Dim Sum with spinach, dumplings, chicken feet, duck, pound cake, vermicelli, tofu and already consumed pork buns
Following the meal it seems as though everywhere we have eaten one pays the bill at the front (money is not just let on the table as it is in the States) and tipping is not customary as a 10% service charge is automatically added to most bills.

Another big difference is the frequency of using "thank you." Similarly to my experience in Spain we have been told by locals that we say thank you too much. Service is expected in Hong Kong and no thank you is required when someone completes a service they are paid to do for you. Additionally no thank you is exchanged between friends. I suppose it is just implied. This may not always be the case and I do not want to overgeneralize but we have been told (and noticed) that we say thank you much more frequently than the local Hong Kong people with whom we interact.

Finally costs are much different here. For example, one bus ride is HK$1.90 the equivalent of US$.25. Much preferable to the US$2.25 it costs to take a bus in Chicago! Taxis, however, are just as expensive. Food is also cheaper if you know where to go. We have finally gotten more confident and started taking the bus to new places to avoid the small selection of restaurants near Lingnan and have found some very good meal values.
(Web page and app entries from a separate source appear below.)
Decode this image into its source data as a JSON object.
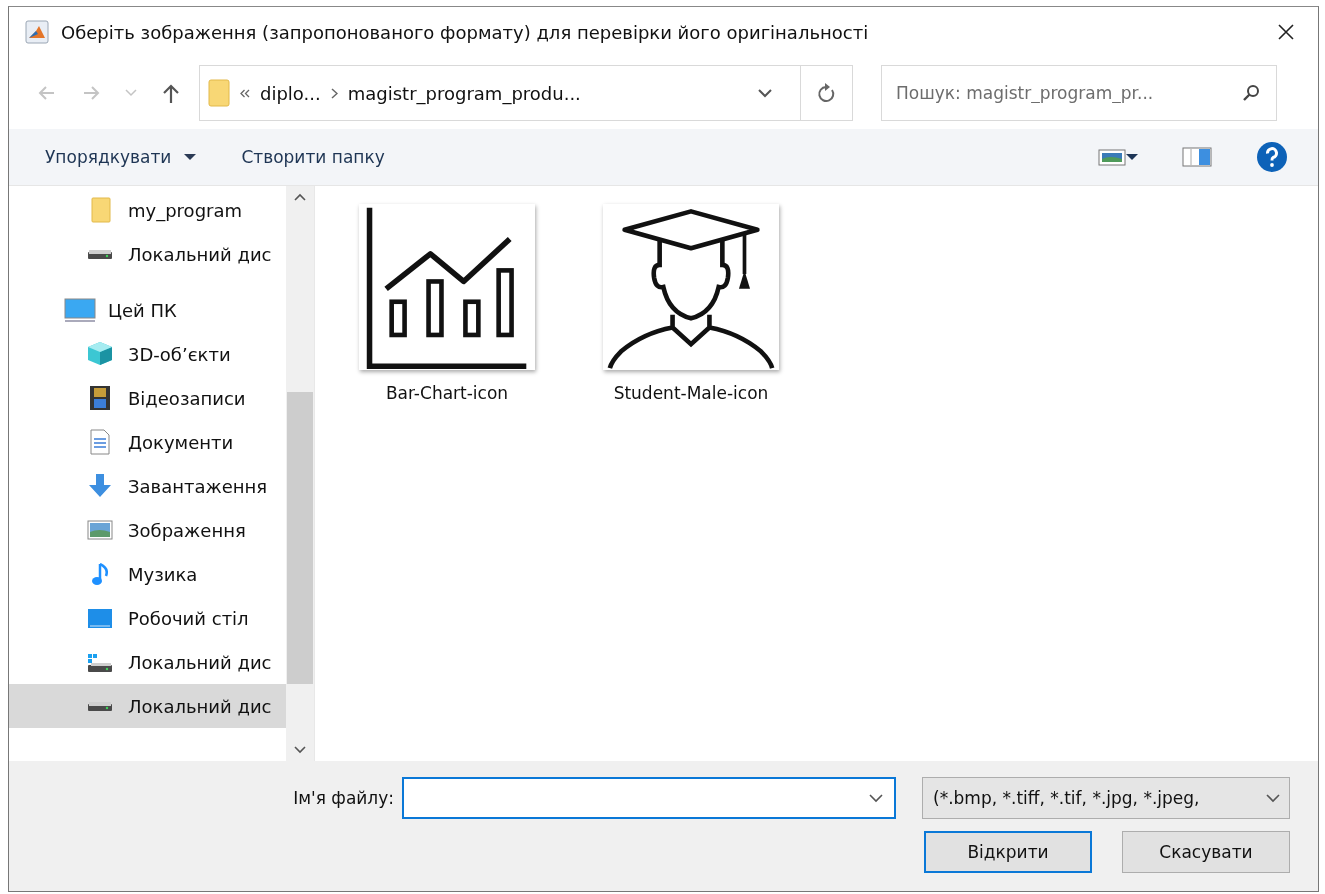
{
  "window": {
    "title": "Оберіть зображення (запропонованого формату) для перевірки його оригінальності"
  },
  "navigation": {
    "breadcrumb": [
      {
        "label": "diplo..."
      },
      {
        "label": "magistr_program_produ..."
      }
    ],
    "search": {
      "placeholder": "Пошук: magistr_program_pr..."
    }
  },
  "toolbar": {
    "organize": "Упорядкувати",
    "new_folder": "Створити папку"
  },
  "sidebar": {
    "items": [
      {
        "children": [
          {
            "label": "my_program",
            "kind": "folder",
            "selected": false
          },
          {
            "label": "Локальний дис",
            "kind": "drive",
            "selected": false
          }
        ]
      },
      {
        "label": "Цей ПК",
        "kind": "pc",
        "selected": false,
        "children": [
          {
            "label": "3D-об’єкти",
            "kind": "cube",
            "selected": false
          },
          {
            "label": "Відеозаписи",
            "kind": "film",
            "selected": false
          },
          {
            "label": "Документи",
            "kind": "document",
            "selected": false
          },
          {
            "label": "Завантаження",
            "kind": "download",
            "selected": false
          },
          {
            "label": "Зображення",
            "kind": "pictures",
            "selected": false
          },
          {
            "label": "Музика",
            "kind": "music",
            "selected": false
          },
          {
            "label": "Робочий стіл",
            "kind": "desktop",
            "selected": false
          },
          {
            "label": "Локальний дис",
            "kind": "windrive",
            "selected": false
          },
          {
            "label": "Локальний дис",
            "kind": "drive",
            "selected": true
          }
        ]
      }
    ]
  },
  "files": [
    {
      "name": "Bar-Chart-icon",
      "kind": "chart"
    },
    {
      "name": "Student-Male-icon",
      "kind": "student"
    }
  ],
  "footer": {
    "filename_label": "Ім'я файлу:",
    "filename_focused": true,
    "filter": "(*.bmp, *.tiff, *.tif, *.jpg, *.jpeg,",
    "buttons": [
      {
        "label": "Відкрити",
        "default": true
      },
      {
        "label": "Скасувати",
        "default": false
      }
    ]
  }
}
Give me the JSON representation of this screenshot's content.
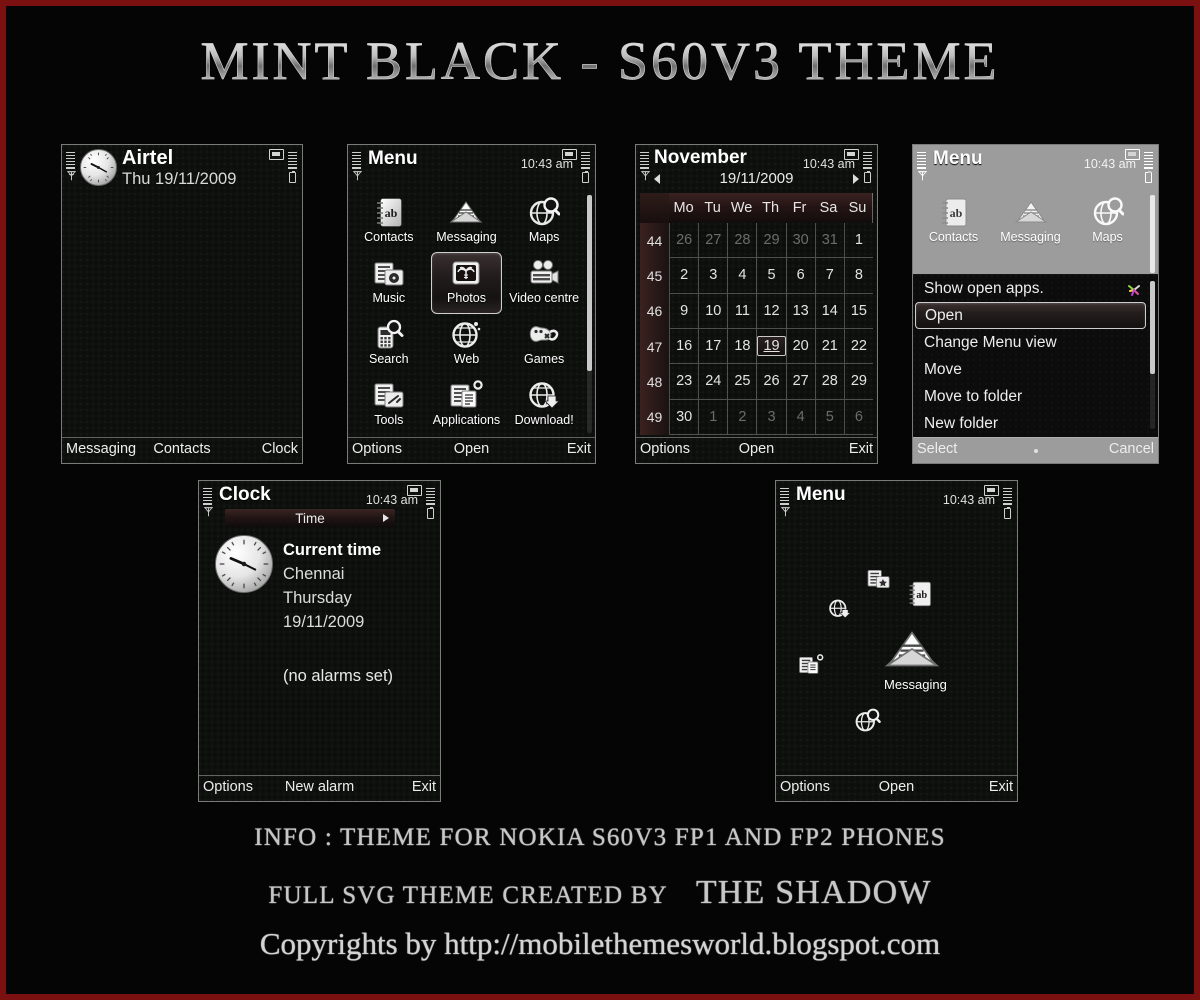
{
  "banner": {
    "title": "MINT BLACK - S60V3 THEME"
  },
  "theme_colors": {
    "page_border": "#7a1010",
    "page_background": "#050505",
    "screen_background": "#0e100e",
    "screen_border": "#7a7a7a",
    "text_primary": "#ffffff",
    "text_secondary": "#dcdcdc",
    "highlight_gradient_top": "#3a2f2e",
    "accent_red": "#3a2321"
  },
  "screens": [
    {
      "id": "standby",
      "name": "standby-screen",
      "operator": "Airtel",
      "date": "Thu 19/11/2009",
      "clock_icon": "analog-clock-icon",
      "status": {
        "signal": "signal-bars-icon",
        "antenna": "antenna-icon",
        "envelope": "envelope-indicator-icon",
        "battery": "battery-icon"
      },
      "softkeys": {
        "left": "Messaging",
        "center": "Contacts",
        "right": "Clock"
      }
    },
    {
      "id": "menu-grid",
      "name": "menu-grid-screen",
      "title": "Menu",
      "clock": "10:43 am",
      "selected": "Photos",
      "items": [
        {
          "label": "Contacts",
          "icon": "contacts-book-icon"
        },
        {
          "label": "Messaging",
          "icon": "envelope-icon"
        },
        {
          "label": "Maps",
          "icon": "globe-magnifier-icon"
        },
        {
          "label": "Music",
          "icon": "music-folder-icon"
        },
        {
          "label": "Photos",
          "icon": "photos-palm-icon"
        },
        {
          "label": "Video centre",
          "icon": "video-camera-icon"
        },
        {
          "label": "Search",
          "icon": "phone-magnifier-icon"
        },
        {
          "label": "Web",
          "icon": "globe-icon"
        },
        {
          "label": "Games",
          "icon": "gamepad-icon"
        },
        {
          "label": "Tools",
          "icon": "tools-folder-icon"
        },
        {
          "label": "Applications",
          "icon": "applications-folder-icon"
        },
        {
          "label": "Download!",
          "icon": "globe-download-icon"
        }
      ],
      "softkeys": {
        "left": "Options",
        "center": "Open",
        "right": "Exit"
      }
    },
    {
      "id": "calendar",
      "name": "calendar-screen",
      "title": "November",
      "clock": "10:43 am",
      "date": "19/11/2009",
      "weekday_headers": [
        "Mo",
        "Tu",
        "We",
        "Th",
        "Fr",
        "Sa",
        "Su"
      ],
      "week_numbers": [
        44,
        45,
        46,
        47,
        48,
        49
      ],
      "weeks": [
        [
          {
            "d": 26,
            "off": true
          },
          {
            "d": 27,
            "off": true
          },
          {
            "d": 28,
            "off": true
          },
          {
            "d": 29,
            "off": true
          },
          {
            "d": 30,
            "off": true
          },
          {
            "d": 31,
            "off": true
          },
          {
            "d": 1,
            "off": false
          }
        ],
        [
          {
            "d": 2
          },
          {
            "d": 3
          },
          {
            "d": 4
          },
          {
            "d": 5
          },
          {
            "d": 6
          },
          {
            "d": 7
          },
          {
            "d": 8
          }
        ],
        [
          {
            "d": 9
          },
          {
            "d": 10
          },
          {
            "d": 11
          },
          {
            "d": 12
          },
          {
            "d": 13
          },
          {
            "d": 14
          },
          {
            "d": 15
          }
        ],
        [
          {
            "d": 16
          },
          {
            "d": 17
          },
          {
            "d": 18
          },
          {
            "d": 19,
            "today": true
          },
          {
            "d": 20
          },
          {
            "d": 21
          },
          {
            "d": 22
          }
        ],
        [
          {
            "d": 23
          },
          {
            "d": 24
          },
          {
            "d": 25
          },
          {
            "d": 26
          },
          {
            "d": 27
          },
          {
            "d": 28
          },
          {
            "d": 29
          }
        ],
        [
          {
            "d": 30
          },
          {
            "d": 1,
            "off": true
          },
          {
            "d": 2,
            "off": true
          },
          {
            "d": 3,
            "off": true
          },
          {
            "d": 4,
            "off": true
          },
          {
            "d": 5,
            "off": true
          },
          {
            "d": 6,
            "off": true
          }
        ]
      ],
      "softkeys": {
        "left": "Options",
        "center": "Open",
        "right": "Exit"
      }
    },
    {
      "id": "menu-options-popup",
      "name": "menu-options-popup-screen",
      "title": "Menu",
      "clock": "10:43 am",
      "background_items": [
        {
          "label": "Contacts",
          "icon": "contacts-book-icon"
        },
        {
          "label": "Messaging",
          "icon": "envelope-icon"
        },
        {
          "label": "Maps",
          "icon": "globe-magnifier-icon"
        }
      ],
      "popup_items": [
        {
          "label": "Show open apps.",
          "selected": false,
          "badge": "pinwheel-icon"
        },
        {
          "label": "Open",
          "selected": true
        },
        {
          "label": "Change Menu view",
          "selected": false
        },
        {
          "label": "Move",
          "selected": false
        },
        {
          "label": "Move to folder",
          "selected": false
        },
        {
          "label": "New folder",
          "selected": false
        }
      ],
      "softkeys": {
        "left": "Select",
        "center": "",
        "right": "Cancel"
      }
    },
    {
      "id": "clock",
      "name": "clock-screen",
      "title": "Clock",
      "clock": "10:43 am",
      "tab": "Time",
      "lines": {
        "heading": "Current time",
        "city": "Chennai",
        "weekday": "Thursday",
        "date": "19/11/2009",
        "alarms": "(no alarms set)"
      },
      "softkeys": {
        "left": "Options",
        "center": "New alarm",
        "right": "Exit"
      }
    },
    {
      "id": "horseshoe-menu",
      "name": "horseshoe-menu-screen",
      "title": "Menu",
      "clock": "10:43 am",
      "focused_label": "Messaging",
      "scattered_icons": [
        {
          "icon": "tools-folder-icon"
        },
        {
          "icon": "contacts-book-icon"
        },
        {
          "icon": "globe-download-icon"
        },
        {
          "icon": "applications-folder-icon"
        },
        {
          "icon": "envelope-icon"
        },
        {
          "icon": "globe-magnifier-icon"
        }
      ],
      "softkeys": {
        "left": "Options",
        "center": "Open",
        "right": "Exit"
      }
    }
  ],
  "footer": {
    "line1": "INFO :  THEME FOR NOKIA S60V3 FP1 AND FP2 PHONES",
    "line2_a": "FULL SVG THEME  CREATED BY",
    "line2_b": "THE SHADOW",
    "line3": "Copyrights by http://mobilethemesworld.blogspot.com"
  }
}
Obviously not an exhaustive list, but just a few things to note for future students!

Tuesday, June 12, 2012

Second Weekend

Hong Kong did not have the nicest weather this past weekend, but with only 5 weeks in this incredible city I would not be deterred from staying as busy as possible. On Saturday one of the exchange students who was here for the spring term and stayed for the summer term took us to his favorite hiking trail in Hong Kong called Dragon's Back. The trail has a reputation for being one of the most beautiful in all of Asia and despite the cloudy skies the trail lived up to its reputation.

Hiking Group

The beach we celebrated the end of our all day hike at
Celebration dinner of the best beef noodle I've had to date!
Saturday was exhausting and we woke up to rain on Sunday, but after it cleared around 1pm a small group of us took the MTR for about an hour and a half to the other side of Hong Kong, boarded a 25 minute long cable car ride, and visited what is likely the most famous landmark in Hong Kong: The Tian Tian Buddha (or just Big Buddha). The clouds greatly obscured our view but the huge figure still commanded a grand presence despite only allowing clear shots of it every 20minutes or so when the clouds favorably parted.
From the cable car, you can see a hiking trail that would take hours as the alternative route
Tian Tian Buddha
Close up
Despite the weather it was great to visit this famous Buddha and I couldn't help thinking about how thankful I am just to have been there. Sure the pictures are not on some blue sky background but just the fact that I could visit this Buddha gives me an overwhelmingly lot to be thankful for. I think that's the mindset to be in while you're abroad. It was another incredible weekend and now I've put off studying for my second Mandarin quiz long enough so I gotta get to it. Also got my final paper topic for government and politics so I'm going to have to start on that essay soon too. Midterms came up fast in this 5 week summer session!
Working on my characters for Mandarin!